Content starts
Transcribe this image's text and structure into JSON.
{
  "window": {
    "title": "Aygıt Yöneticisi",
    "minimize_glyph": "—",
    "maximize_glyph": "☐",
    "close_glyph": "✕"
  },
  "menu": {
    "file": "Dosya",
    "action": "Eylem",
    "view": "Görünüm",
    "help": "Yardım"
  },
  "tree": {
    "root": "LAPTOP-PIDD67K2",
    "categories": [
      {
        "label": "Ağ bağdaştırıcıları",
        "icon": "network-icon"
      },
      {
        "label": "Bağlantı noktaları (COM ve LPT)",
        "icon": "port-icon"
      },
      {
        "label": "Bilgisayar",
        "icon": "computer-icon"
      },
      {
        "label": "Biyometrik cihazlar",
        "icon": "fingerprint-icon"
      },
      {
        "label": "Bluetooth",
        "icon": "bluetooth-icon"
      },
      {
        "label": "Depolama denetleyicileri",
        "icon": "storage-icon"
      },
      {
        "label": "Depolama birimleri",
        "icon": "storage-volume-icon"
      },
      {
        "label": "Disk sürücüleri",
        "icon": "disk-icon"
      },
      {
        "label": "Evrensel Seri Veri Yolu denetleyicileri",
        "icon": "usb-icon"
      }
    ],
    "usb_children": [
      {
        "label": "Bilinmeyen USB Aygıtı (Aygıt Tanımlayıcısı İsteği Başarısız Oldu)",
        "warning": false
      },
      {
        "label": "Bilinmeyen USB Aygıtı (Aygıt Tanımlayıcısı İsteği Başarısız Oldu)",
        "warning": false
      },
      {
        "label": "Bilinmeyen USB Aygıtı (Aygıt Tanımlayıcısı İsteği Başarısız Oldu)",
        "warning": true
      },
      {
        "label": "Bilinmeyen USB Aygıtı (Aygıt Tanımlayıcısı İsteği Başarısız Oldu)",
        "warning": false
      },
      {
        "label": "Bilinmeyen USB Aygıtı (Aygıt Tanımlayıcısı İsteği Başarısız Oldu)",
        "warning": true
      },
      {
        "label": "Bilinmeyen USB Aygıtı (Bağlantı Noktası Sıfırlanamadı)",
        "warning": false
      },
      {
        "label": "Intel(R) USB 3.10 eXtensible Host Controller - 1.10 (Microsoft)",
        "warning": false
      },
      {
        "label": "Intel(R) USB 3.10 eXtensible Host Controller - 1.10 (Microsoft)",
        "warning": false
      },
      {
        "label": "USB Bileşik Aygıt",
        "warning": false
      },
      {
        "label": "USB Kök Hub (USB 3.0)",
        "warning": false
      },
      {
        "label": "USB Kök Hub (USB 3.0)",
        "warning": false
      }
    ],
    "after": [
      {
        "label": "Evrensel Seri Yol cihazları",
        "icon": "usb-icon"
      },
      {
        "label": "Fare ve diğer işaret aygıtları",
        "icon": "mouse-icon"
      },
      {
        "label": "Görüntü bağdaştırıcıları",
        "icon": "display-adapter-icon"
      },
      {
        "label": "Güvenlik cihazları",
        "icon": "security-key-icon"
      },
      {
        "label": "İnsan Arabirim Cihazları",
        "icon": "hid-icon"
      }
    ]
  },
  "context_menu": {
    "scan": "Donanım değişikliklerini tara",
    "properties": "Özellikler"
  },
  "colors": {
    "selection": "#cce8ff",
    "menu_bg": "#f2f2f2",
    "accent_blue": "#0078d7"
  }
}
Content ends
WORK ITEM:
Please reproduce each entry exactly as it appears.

YOUR SOLUTION:
Transcribe this image's text and structure into JSON.
{
  "window": {
    "title": "Aygıt Yöneticisi",
    "minimize_glyph": "—",
    "maximize_glyph": "☐",
    "close_glyph": "✕"
  },
  "menu": {
    "file": "Dosya",
    "action": "Eylem",
    "view": "Görünüm",
    "help": "Yardım"
  },
  "tree": {
    "root": "LAPTOP-PIDD67K2",
    "categories": [
      {
        "label": "Ağ bağdaştırıcıları",
        "icon": "network-icon"
      },
      {
        "label": "Bağlantı noktaları (COM ve LPT)",
        "icon": "port-icon"
      },
      {
        "label": "Bilgisayar",
        "icon": "computer-icon"
      },
      {
        "label": "Biyometrik cihazlar",
        "icon": "fingerprint-icon"
      },
      {
        "label": "Bluetooth",
        "icon": "bluetooth-icon"
      },
      {
        "label": "Depolama denetleyicileri",
        "icon": "storage-icon"
      },
      {
        "label": "Depolama birimleri",
        "icon": "storage-volume-icon"
      },
      {
        "label": "Disk sürücüleri",
        "icon": "disk-icon"
      },
      {
        "label": "Evrensel Seri Veri Yolu denetleyicileri",
        "icon": "usb-icon"
      }
    ],
    "usb_children": [
      {
        "label": "Bilinmeyen USB Aygıtı (Aygıt Tanımlayıcısı İsteği Başarısız Oldu)",
        "warning": false
      },
      {
        "label": "Bilinmeyen USB Aygıtı (Aygıt Tanımlayıcısı İsteği Başarısız Oldu)",
        "warning": false
      },
      {
        "label": "Bilinmeyen USB Aygıtı (Aygıt Tanımlayıcısı İsteği Başarısız Oldu)",
        "warning": true
      },
      {
        "label": "Bilinmeyen USB Aygıtı (Aygıt Tanımlayıcısı İsteği Başarısız Oldu)",
        "warning": false
      },
      {
        "label": "Bilinmeyen USB Aygıtı (Aygıt Tanımlayıcısı İsteği Başarısız Oldu)",
        "warning": true
      },
      {
        "label": "Bilinmeyen USB Aygıtı (Bağlantı Noktası Sıfırlanamadı)",
        "warning": false
      },
      {
        "label": "Intel(R) USB 3.10 eXtensible Host Controller - 1.10 (Microsoft)",
        "warning": false
      },
      {
        "label": "Intel(R) USB 3.10 eXtensible Host Controller - 1.10 (Microsoft)",
        "warning": false
      },
      {
        "label": "USB Bileşik Aygıt",
        "warning": false
      },
      {
        "label": "USB Kök Hub (USB 3.0)",
        "warning": false
      },
      {
        "label": "USB Kök Hub (USB 3.0)",
        "warning": false
      }
    ],
    "after": [
      {
        "label": "Evrensel Seri Yol cihazları",
        "icon": "usb-icon"
      },
      {
        "label": "Fare ve diğer işaret aygıtları",
        "icon": "mouse-icon"
      },
      {
        "label": "Görüntü bağdaştırıcıları",
        "icon": "display-adapter-icon"
      },
      {
        "label": "Güvenlik cihazları",
        "icon": "security-key-icon"
      },
      {
        "label": "İnsan Arabirim Cihazları",
        "icon": "hid-icon"
      }
    ]
  },
  "context_menu": {
    "scan": "Donanım değişikliklerini tara",
    "properties": "Özellikler"
  },
  "colors": {
    "selection": "#cce8ff",
    "menu_bg": "#f2f2f2",
    "accent_blue": "#0078d7"
  }
}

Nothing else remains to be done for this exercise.